Activity =
Note each line in the data holding the string "photo" and report it.

Stored records =

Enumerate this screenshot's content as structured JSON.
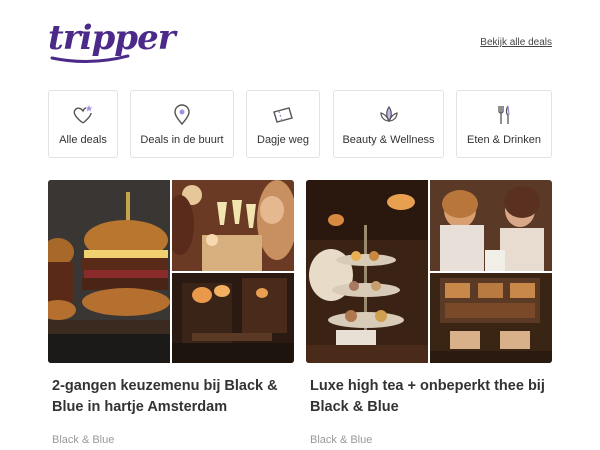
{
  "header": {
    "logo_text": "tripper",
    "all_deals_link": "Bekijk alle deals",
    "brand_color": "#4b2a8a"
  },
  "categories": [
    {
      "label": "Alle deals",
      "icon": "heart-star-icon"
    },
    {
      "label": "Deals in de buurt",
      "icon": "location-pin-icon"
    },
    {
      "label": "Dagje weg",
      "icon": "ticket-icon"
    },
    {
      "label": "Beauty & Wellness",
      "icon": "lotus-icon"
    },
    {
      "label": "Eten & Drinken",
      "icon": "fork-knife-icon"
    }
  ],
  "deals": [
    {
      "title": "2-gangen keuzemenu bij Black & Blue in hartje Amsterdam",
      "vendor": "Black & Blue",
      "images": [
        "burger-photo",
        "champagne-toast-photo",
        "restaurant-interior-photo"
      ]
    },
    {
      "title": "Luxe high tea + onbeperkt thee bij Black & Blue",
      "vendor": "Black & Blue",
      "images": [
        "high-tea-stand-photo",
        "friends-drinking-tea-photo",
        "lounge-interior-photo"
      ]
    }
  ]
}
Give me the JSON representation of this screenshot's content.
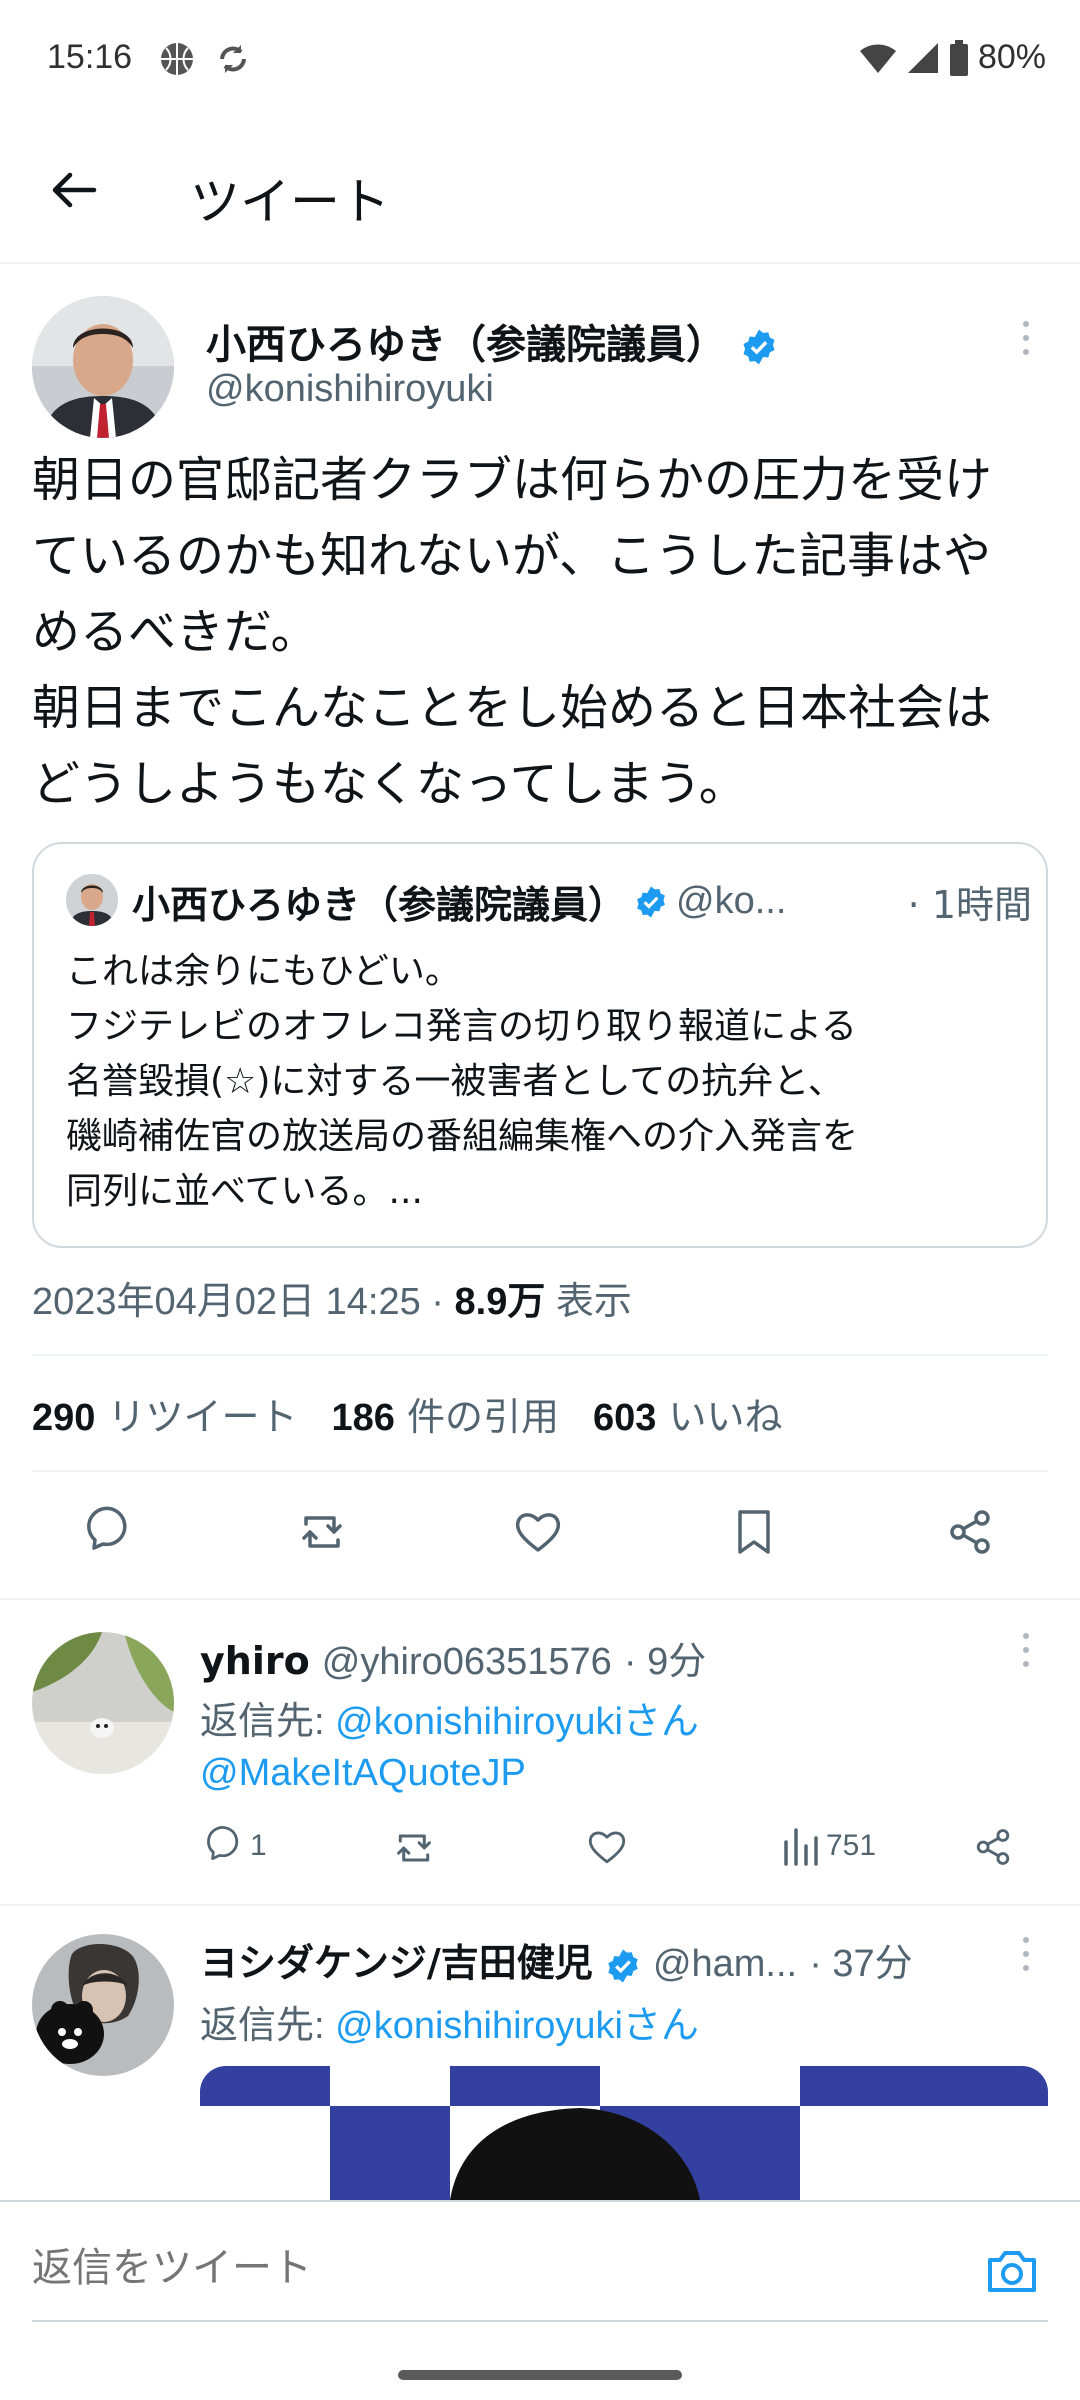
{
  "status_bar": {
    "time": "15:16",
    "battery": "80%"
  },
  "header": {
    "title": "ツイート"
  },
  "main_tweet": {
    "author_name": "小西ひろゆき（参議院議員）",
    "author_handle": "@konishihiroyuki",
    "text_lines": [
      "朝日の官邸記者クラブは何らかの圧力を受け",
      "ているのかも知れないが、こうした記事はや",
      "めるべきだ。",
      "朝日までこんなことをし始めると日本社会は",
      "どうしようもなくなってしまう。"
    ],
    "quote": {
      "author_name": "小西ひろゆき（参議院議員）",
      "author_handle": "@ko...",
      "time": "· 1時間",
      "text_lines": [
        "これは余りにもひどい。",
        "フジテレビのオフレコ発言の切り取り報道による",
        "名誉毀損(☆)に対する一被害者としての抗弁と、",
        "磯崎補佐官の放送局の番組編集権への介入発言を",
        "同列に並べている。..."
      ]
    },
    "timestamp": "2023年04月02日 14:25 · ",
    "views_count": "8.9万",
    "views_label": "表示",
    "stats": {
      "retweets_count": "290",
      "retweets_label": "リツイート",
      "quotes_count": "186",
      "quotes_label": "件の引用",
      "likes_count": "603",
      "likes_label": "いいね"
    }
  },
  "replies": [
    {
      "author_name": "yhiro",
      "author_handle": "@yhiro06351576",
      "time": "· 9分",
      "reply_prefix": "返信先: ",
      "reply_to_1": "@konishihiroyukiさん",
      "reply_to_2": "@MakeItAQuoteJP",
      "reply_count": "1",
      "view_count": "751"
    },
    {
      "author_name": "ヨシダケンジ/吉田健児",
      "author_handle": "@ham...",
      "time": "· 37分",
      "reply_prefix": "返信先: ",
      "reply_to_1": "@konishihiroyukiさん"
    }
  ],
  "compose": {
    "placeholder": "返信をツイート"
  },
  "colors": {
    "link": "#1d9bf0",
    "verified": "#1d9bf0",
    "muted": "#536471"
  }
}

Task output =
        "burger-photo",
        "champagne-toast-photo",
        "restaurant-interior-photo"
        "high-tea-stand-photo",
        "friends-drinking-tea-photo",
        "lounge-interior-photo"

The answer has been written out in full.